TASK OBJECTIVE:
The reply must contain exactly the lines below from the one with "Enumerate this screenshot's" down to the one with "Extract the structured", both included, and nothing more; please omit the pictures.

*** Opening TASK INPUTS ***

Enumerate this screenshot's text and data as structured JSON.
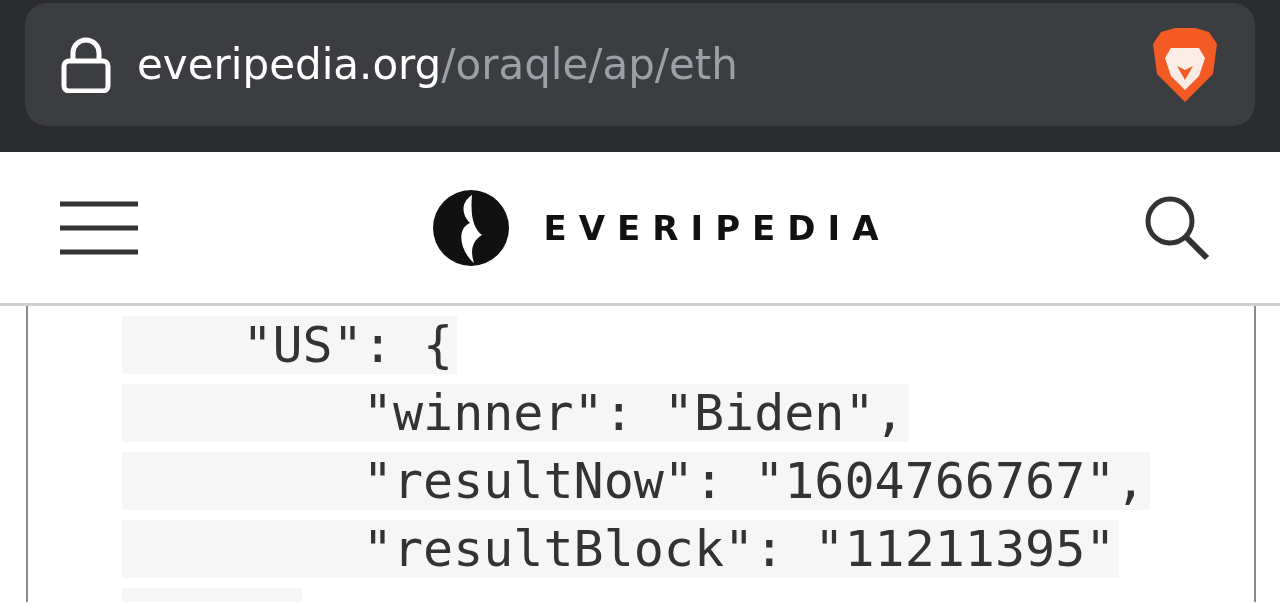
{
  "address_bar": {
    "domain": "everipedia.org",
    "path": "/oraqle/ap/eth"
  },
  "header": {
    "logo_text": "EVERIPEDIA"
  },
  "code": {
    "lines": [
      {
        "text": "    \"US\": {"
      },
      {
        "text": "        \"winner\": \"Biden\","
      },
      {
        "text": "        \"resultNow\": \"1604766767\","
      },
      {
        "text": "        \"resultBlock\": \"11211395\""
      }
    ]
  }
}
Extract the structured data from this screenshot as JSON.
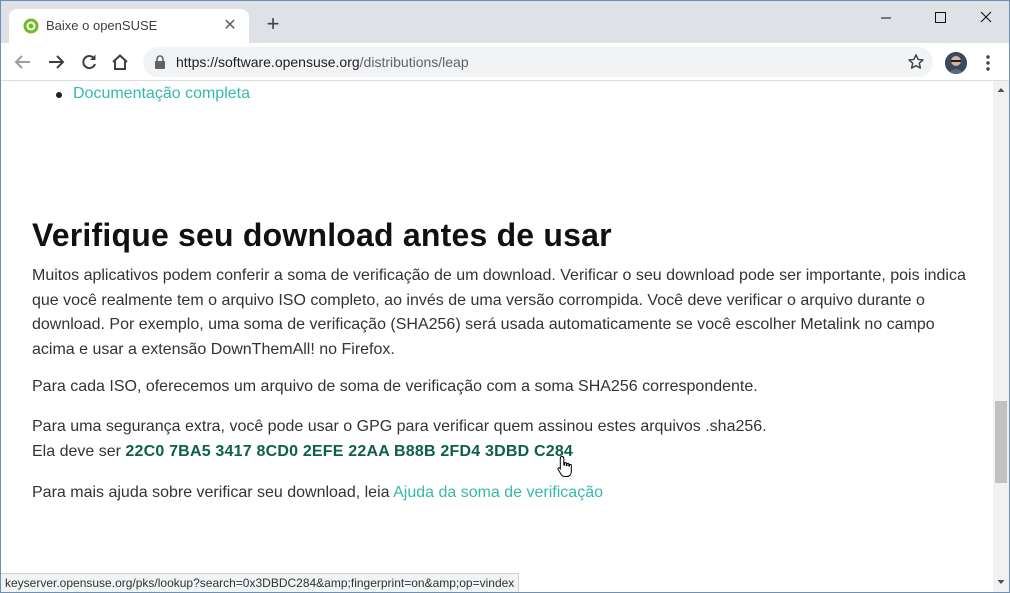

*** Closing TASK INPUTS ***
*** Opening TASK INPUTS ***

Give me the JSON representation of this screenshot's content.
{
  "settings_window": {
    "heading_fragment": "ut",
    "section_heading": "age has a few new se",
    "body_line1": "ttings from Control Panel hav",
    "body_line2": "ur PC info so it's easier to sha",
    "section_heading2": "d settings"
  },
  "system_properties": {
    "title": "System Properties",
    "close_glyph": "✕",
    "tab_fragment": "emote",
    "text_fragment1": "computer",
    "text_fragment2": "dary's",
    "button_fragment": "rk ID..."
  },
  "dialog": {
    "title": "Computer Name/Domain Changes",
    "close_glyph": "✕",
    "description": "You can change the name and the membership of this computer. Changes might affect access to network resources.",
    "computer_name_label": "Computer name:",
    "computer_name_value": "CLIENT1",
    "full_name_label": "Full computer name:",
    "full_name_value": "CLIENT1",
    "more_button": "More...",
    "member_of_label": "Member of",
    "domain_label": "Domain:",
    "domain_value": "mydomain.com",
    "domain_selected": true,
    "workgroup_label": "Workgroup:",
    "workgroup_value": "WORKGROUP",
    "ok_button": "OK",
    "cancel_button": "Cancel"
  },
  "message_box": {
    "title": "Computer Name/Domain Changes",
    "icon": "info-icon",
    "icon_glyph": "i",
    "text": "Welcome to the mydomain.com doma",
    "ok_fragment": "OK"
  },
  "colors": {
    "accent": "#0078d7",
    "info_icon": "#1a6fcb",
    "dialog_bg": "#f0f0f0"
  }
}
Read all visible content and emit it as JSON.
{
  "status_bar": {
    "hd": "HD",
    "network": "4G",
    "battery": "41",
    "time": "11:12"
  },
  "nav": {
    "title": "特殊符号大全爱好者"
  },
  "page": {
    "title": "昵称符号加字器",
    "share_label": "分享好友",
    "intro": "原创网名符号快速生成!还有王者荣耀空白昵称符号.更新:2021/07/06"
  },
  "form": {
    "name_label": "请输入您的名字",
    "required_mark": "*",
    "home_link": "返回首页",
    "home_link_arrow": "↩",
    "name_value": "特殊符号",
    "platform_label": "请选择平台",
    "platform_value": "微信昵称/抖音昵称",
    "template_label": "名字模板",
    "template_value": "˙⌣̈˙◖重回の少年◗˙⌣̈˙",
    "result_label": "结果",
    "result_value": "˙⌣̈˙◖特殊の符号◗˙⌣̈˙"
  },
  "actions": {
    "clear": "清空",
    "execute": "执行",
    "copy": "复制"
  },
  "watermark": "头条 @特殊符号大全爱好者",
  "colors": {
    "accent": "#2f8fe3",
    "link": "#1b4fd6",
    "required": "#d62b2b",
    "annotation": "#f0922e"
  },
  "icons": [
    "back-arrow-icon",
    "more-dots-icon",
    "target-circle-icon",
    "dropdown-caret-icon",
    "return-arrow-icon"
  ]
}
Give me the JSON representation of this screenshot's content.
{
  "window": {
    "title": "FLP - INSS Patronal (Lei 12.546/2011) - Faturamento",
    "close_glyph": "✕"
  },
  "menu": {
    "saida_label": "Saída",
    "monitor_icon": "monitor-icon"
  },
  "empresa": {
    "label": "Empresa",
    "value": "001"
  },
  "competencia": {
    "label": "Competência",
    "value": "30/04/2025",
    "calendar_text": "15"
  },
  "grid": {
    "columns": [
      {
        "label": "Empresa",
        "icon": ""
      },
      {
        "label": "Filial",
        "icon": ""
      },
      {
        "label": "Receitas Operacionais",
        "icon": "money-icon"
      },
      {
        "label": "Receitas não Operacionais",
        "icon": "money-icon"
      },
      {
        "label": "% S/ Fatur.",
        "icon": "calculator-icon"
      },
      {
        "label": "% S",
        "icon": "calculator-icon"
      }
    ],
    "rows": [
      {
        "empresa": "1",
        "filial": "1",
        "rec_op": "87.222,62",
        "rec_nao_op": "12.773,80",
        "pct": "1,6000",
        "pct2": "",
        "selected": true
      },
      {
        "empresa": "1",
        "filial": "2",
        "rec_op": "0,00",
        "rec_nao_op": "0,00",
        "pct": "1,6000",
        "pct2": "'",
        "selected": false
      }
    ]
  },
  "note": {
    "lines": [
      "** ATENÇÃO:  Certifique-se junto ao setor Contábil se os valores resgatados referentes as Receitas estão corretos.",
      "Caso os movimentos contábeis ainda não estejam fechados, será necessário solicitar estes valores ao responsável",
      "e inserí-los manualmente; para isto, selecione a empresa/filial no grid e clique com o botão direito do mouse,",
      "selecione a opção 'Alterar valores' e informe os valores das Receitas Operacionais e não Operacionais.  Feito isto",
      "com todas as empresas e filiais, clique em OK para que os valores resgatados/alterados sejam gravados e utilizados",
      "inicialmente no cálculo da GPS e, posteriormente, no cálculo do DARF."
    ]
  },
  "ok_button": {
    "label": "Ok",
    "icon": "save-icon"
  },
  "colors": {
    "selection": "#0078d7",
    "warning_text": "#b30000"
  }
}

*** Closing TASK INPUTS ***

EXERCISE OUTPUT:
Enumerate this screenshot's text and data as structured JSON.
{
  "address_bar": {
    "domain": "everipedia.org",
    "path": "/oraqle/ap/eth"
  },
  "header": {
    "logo_text": "EVERIPEDIA"
  },
  "code": {
    "lines": [
      {
        "text": "    \"US\": {"
      },
      {
        "text": "        \"winner\": \"Biden\","
      },
      {
        "text": "        \"resultNow\": \"1604766767\","
      },
      {
        "text": "        \"resultBlock\": \"11211395\""
      }
    ]
  }
}
Extract the structured data from this screenshot as JSON.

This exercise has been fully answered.